> **Exercise brief**:
Your job is to return every line in the data holding the string "Ortbeton".

> **Records shown**:
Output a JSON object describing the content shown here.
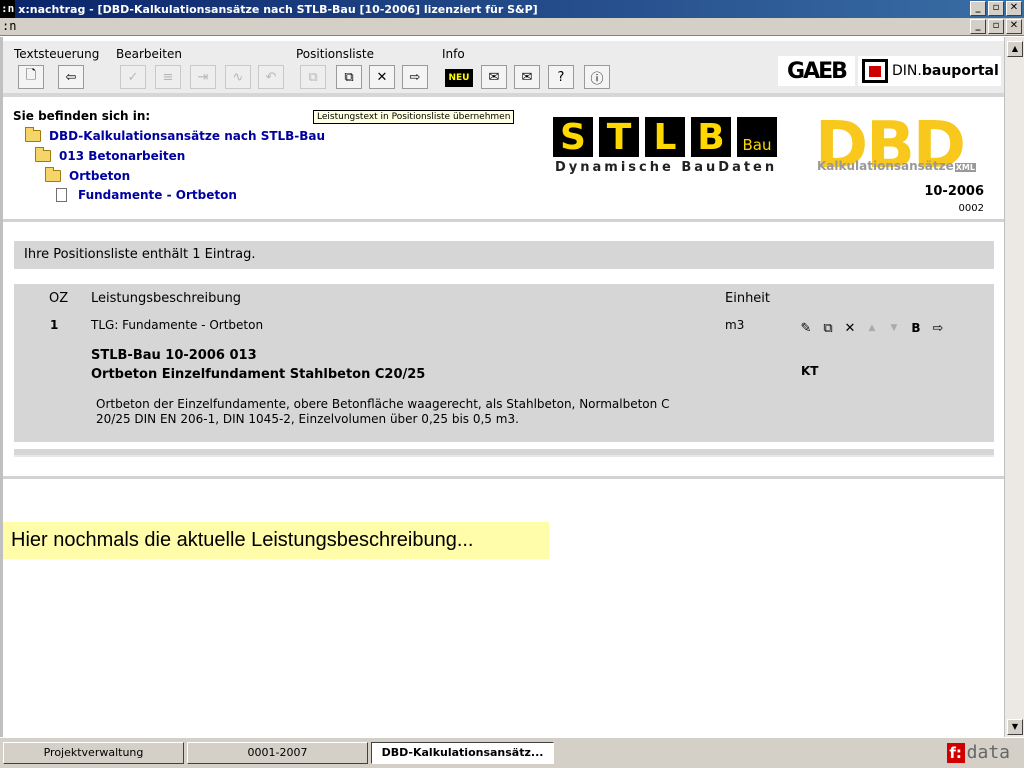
{
  "window": {
    "app_badge": ":n",
    "title": "x:nachtrag - [DBD-Kalkulationsansätze nach STLB-Bau [10-2006] lizenziert für S&P]",
    "mdi_badge": ":n",
    "min_label": "_",
    "restore_label": "▫",
    "close_label": "✕"
  },
  "toolbar": {
    "menus": [
      "Textsteuerung",
      "Bearbeiten",
      "Positionsliste",
      "Info"
    ],
    "neu_label": "NEU",
    "logos": {
      "gaeb": "GAEB",
      "din_prefix": "DIN",
      "din_suffix": "bauportal"
    }
  },
  "tooltip": "Leistungstext in Positionsliste übernehmen",
  "breadcrumb": {
    "heading": "Sie befinden sich in:",
    "items": [
      "DBD-Kalkulationsansätze nach STLB-Bau",
      "013 Betonarbeiten",
      "Ortbeton",
      "Fundamente - Ortbeton"
    ]
  },
  "logo": {
    "stlb_letters": [
      "S",
      "T",
      "L",
      "B"
    ],
    "stlb_bau": "Bau",
    "stlb_sub": "Dynamische BauDaten",
    "dbd": "DBD",
    "dbd_sub": "Kalkulationsansätze",
    "dbd_xml": "XML",
    "version": "10-2006",
    "version_sub": "0002"
  },
  "position_list": {
    "summary": "Ihre Positionsliste enthält 1 Eintrag.",
    "headers": {
      "oz": "OZ",
      "description": "Leistungsbeschreibung",
      "unit": "Einheit"
    },
    "rows": [
      {
        "oz": "1",
        "tlg": "TLG: Fundamente - Ortbeton",
        "unit": "m3",
        "code": "STLB-Bau 10-2006 013",
        "short_text": "Ortbeton Einzelfundament Stahlbeton C20/25",
        "long_text_1": "Ortbeton der Einzelfundamente, obere Betonfläche waagerecht, als Stahlbeton, Normalbeton C",
        "long_text_2": "20/25 DIN EN 206-1, DIN 1045-2, Einzelvolumen über 0,25 bis 0,5 m3.",
        "b_label": "B",
        "kt_label": "KT"
      }
    ]
  },
  "banner": "Hier nochmals die aktuelle Leistungsbeschreibung...",
  "taskbar": {
    "items": [
      "Projektverwaltung",
      "0001-2007",
      "DBD-Kalkulationsansätz..."
    ],
    "brand_f": "f:",
    "brand_text": "data"
  },
  "colors": {
    "title_bar": "#0a246a",
    "link": "#0000a0",
    "stlb_yellow": "#ffd800",
    "dbd_yellow": "#f8c81c",
    "banner": "#fffcaa",
    "brand_red": "#d00000"
  }
}
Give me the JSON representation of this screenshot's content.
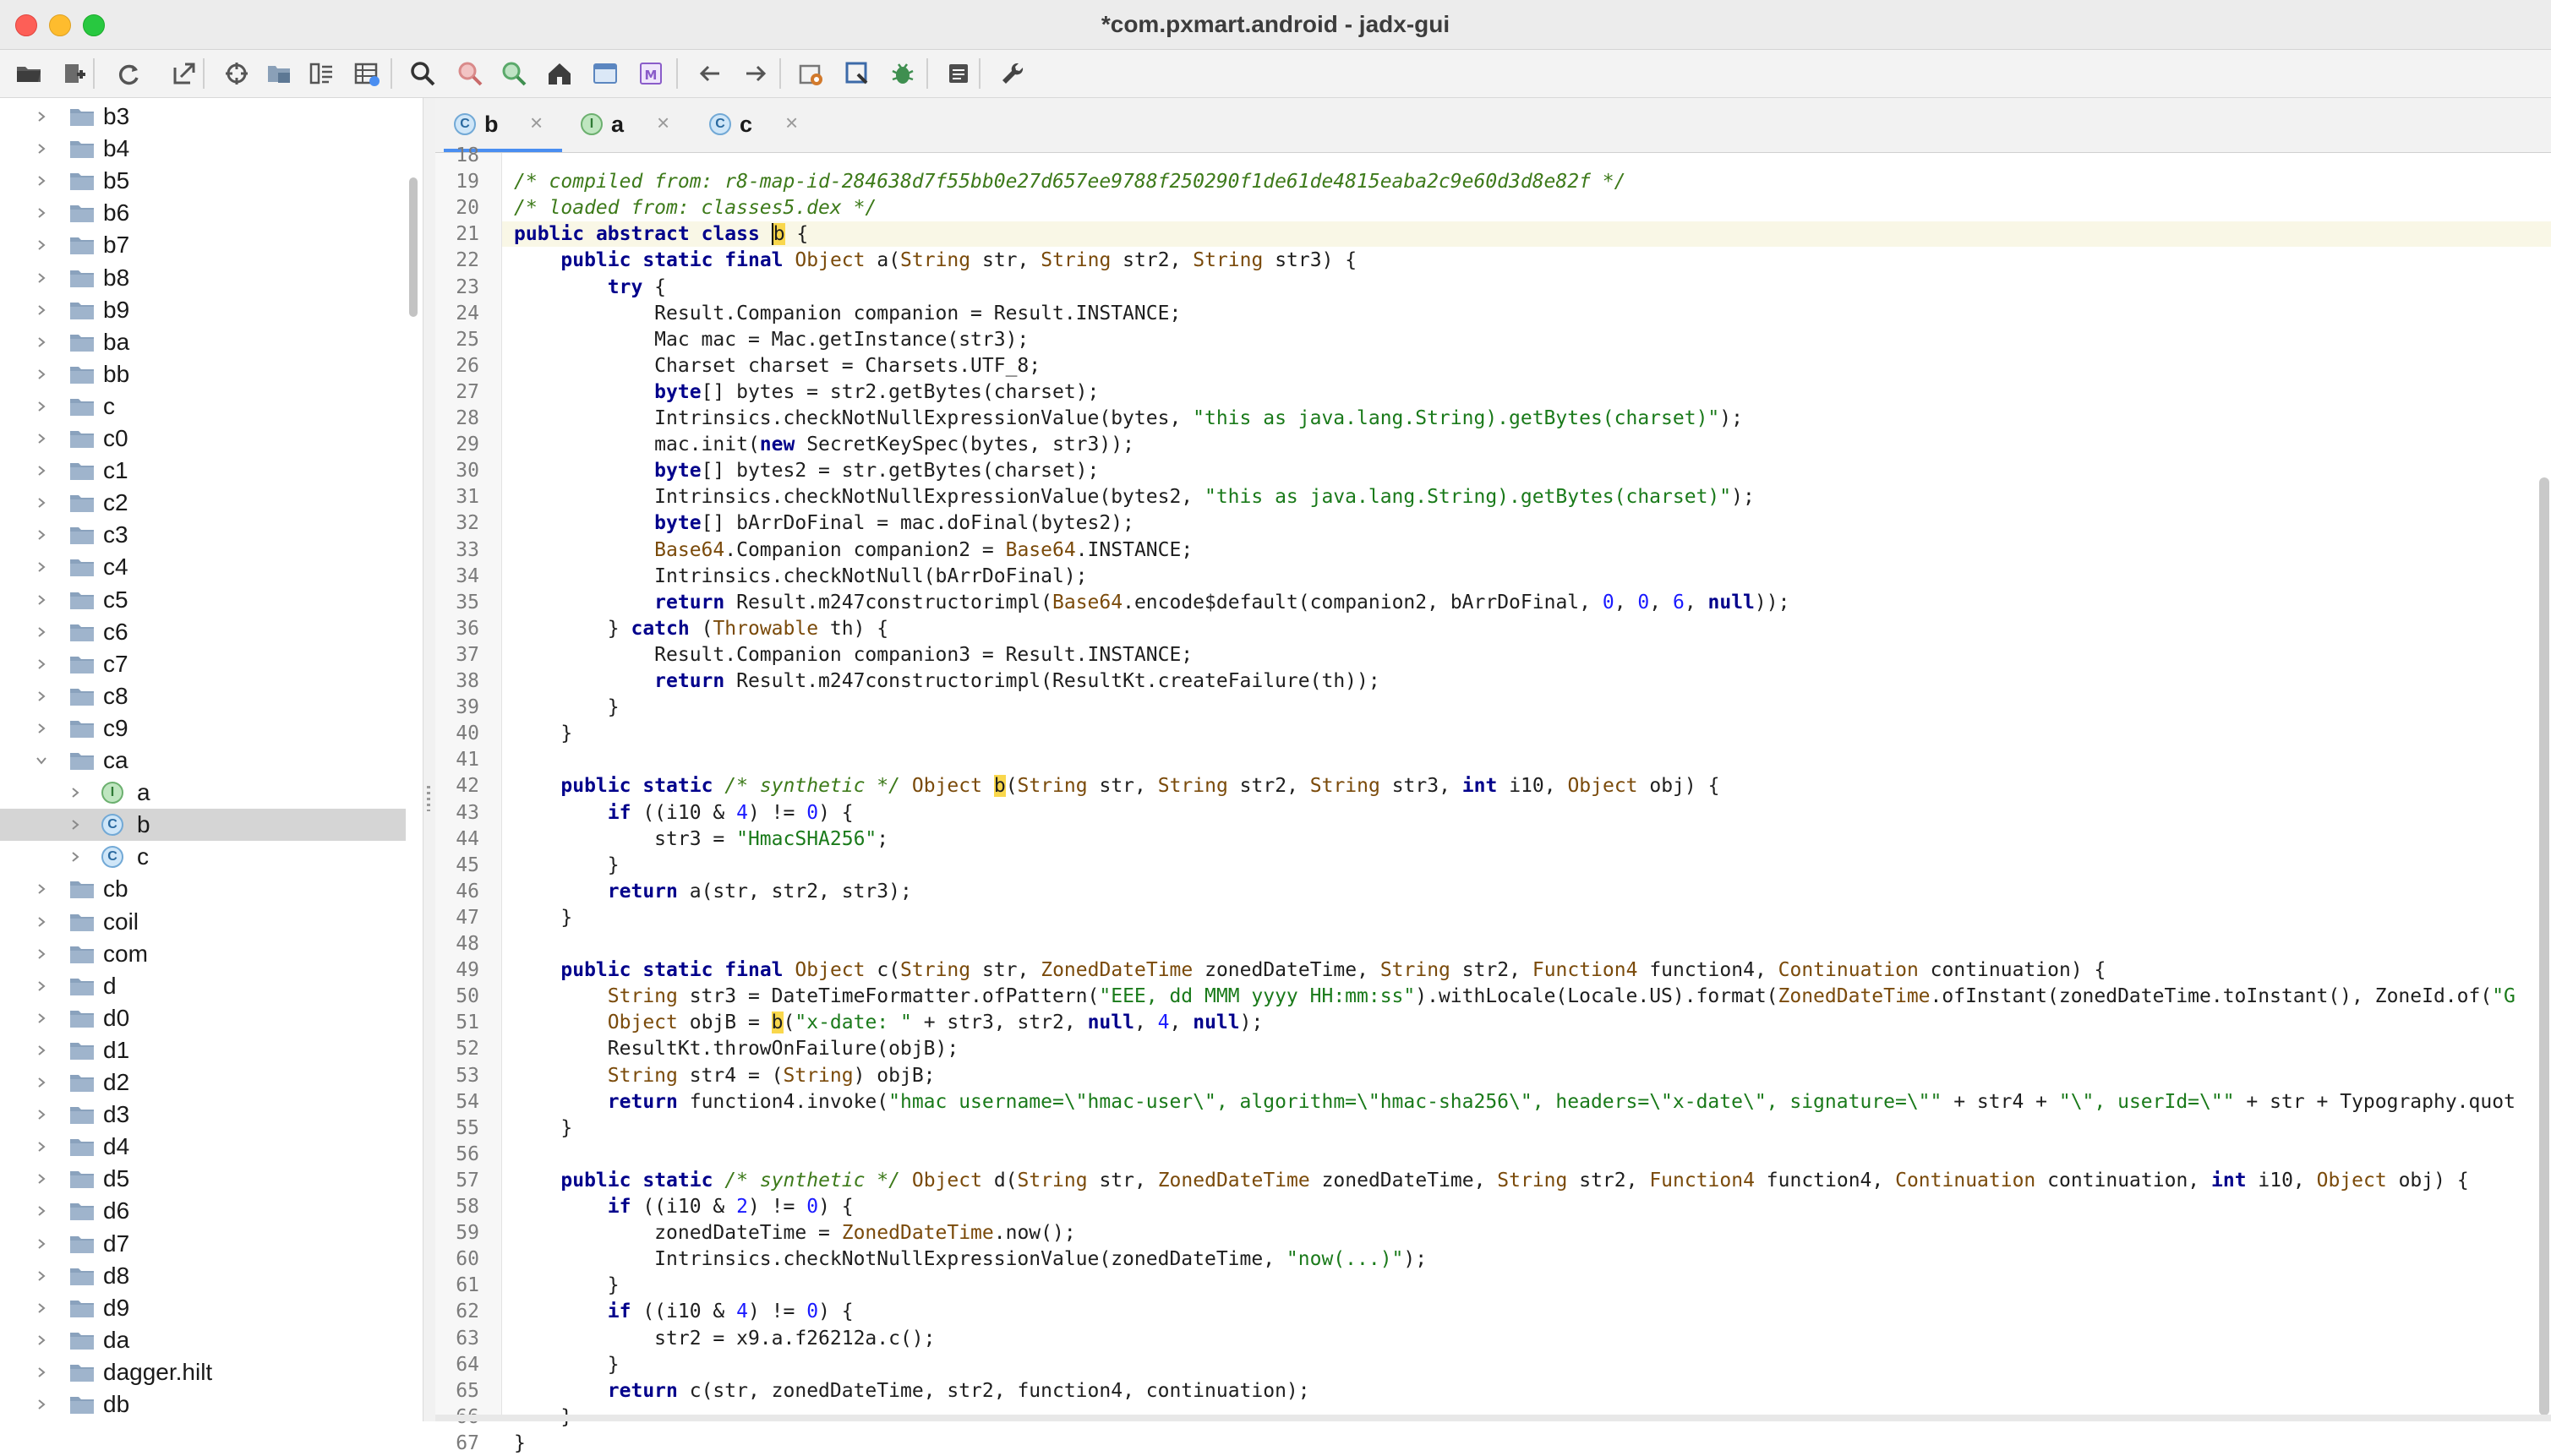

> **Result of the task**:
      "Ortbeton",
      "Fundamente - Ortbeton"
        "tlg": "TLG: Fundamente - Ortbeton",
        "short_text": "Ortbeton Einzelfundament Stahlbeton C20/25",
        "long_text_1": "Ortbeton der Einzelfundamente, obere Betonfläche waagerecht, als Stahlbeton, Normalbeton C",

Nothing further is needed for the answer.